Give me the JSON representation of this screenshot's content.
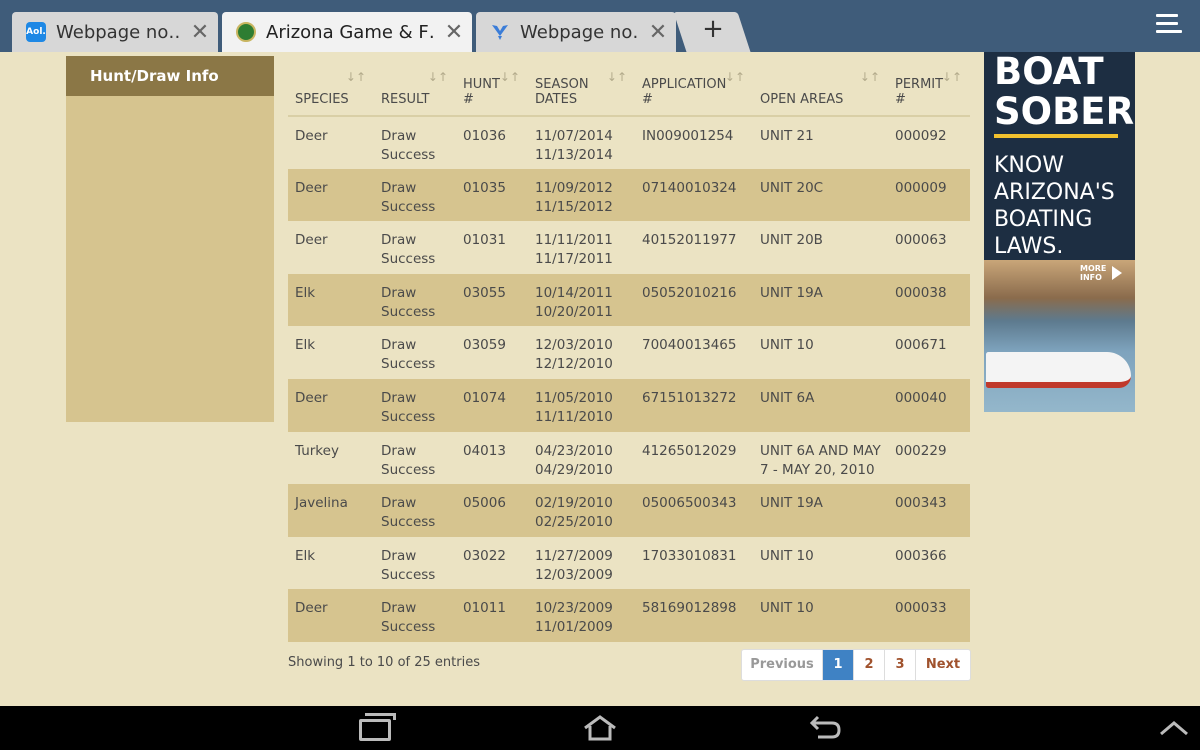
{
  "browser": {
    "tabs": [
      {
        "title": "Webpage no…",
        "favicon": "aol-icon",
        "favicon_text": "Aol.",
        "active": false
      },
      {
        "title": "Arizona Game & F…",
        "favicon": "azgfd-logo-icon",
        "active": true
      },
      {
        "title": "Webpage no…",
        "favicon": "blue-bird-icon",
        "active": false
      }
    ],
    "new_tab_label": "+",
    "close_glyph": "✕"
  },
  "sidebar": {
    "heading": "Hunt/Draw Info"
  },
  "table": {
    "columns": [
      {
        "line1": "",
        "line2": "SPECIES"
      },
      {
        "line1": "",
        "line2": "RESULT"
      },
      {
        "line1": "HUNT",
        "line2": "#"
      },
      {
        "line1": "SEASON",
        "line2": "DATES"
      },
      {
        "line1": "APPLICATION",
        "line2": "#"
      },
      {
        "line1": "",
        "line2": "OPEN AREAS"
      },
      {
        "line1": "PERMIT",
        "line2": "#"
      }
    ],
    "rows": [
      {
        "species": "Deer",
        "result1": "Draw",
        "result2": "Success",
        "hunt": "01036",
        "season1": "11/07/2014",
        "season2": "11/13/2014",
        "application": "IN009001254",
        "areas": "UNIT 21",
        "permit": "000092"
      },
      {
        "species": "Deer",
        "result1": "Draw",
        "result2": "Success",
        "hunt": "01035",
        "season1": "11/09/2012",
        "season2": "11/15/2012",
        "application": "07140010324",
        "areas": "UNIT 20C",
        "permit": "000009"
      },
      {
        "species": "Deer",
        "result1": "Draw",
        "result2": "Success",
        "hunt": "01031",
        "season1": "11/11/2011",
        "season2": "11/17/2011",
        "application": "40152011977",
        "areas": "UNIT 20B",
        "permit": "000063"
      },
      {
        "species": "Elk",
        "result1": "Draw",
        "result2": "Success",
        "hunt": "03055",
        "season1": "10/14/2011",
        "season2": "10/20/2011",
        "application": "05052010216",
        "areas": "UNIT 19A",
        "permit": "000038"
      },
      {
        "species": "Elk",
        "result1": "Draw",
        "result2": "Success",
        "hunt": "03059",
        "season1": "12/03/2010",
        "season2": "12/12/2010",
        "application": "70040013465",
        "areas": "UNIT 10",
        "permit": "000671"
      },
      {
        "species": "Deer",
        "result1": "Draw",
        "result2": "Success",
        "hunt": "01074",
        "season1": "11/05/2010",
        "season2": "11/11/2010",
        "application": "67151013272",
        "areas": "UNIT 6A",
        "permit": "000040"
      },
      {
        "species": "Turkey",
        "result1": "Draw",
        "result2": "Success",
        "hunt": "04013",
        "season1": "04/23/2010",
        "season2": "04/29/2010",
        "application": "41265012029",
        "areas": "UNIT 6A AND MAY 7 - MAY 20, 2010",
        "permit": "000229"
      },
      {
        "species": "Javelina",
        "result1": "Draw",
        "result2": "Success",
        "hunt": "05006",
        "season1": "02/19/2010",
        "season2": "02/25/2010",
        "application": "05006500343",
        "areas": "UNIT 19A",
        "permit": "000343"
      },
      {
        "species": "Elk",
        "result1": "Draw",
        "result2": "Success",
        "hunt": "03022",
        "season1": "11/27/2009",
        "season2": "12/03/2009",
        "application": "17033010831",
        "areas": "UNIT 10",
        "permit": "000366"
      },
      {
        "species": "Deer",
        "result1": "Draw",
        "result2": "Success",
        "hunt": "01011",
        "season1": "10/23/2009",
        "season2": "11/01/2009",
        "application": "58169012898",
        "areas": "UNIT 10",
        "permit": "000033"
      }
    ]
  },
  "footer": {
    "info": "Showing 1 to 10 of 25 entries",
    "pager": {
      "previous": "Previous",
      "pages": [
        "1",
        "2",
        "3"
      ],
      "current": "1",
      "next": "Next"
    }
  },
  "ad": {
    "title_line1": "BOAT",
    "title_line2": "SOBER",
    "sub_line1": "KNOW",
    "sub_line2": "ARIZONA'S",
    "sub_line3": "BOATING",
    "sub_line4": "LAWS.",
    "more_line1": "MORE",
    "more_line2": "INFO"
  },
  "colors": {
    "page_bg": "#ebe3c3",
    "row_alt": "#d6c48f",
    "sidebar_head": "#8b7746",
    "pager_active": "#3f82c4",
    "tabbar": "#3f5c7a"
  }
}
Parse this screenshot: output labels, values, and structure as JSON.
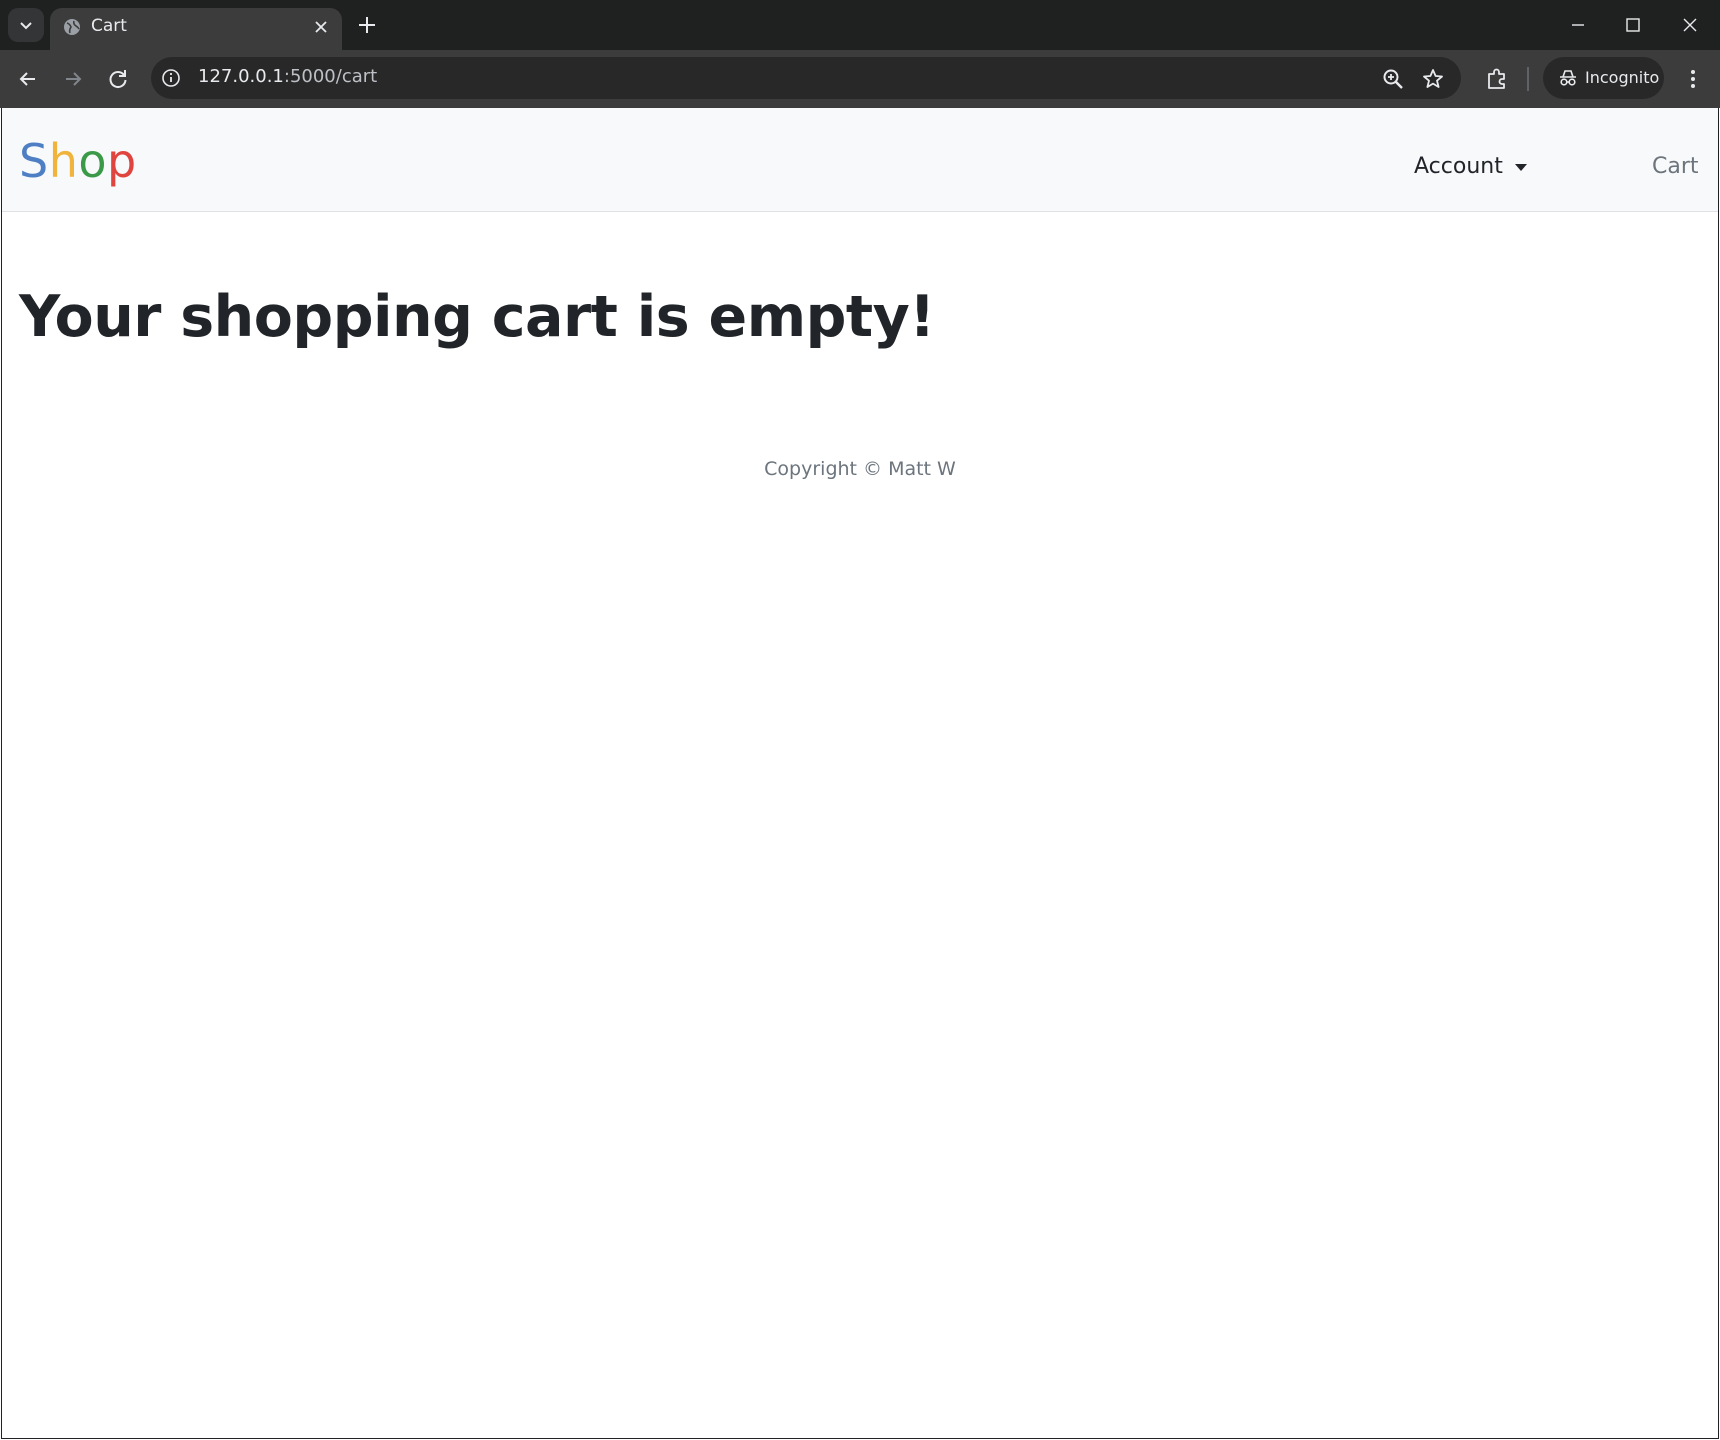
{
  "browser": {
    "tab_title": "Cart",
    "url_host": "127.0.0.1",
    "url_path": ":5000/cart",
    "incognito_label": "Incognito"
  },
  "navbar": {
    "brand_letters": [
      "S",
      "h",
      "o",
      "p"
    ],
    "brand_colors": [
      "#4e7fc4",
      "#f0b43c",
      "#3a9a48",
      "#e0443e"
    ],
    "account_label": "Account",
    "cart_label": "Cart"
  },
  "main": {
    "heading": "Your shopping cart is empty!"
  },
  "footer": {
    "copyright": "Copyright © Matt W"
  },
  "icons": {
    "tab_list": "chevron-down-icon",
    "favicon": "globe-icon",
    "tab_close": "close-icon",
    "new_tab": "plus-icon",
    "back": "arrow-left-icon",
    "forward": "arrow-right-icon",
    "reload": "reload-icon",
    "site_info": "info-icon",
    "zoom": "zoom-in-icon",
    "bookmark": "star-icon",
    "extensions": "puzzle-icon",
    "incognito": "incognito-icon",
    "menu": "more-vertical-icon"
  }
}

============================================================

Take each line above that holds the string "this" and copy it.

Give me the JSON representation of this screenshot's content.
Parse this screenshot: output labels, values, and structure as JSON.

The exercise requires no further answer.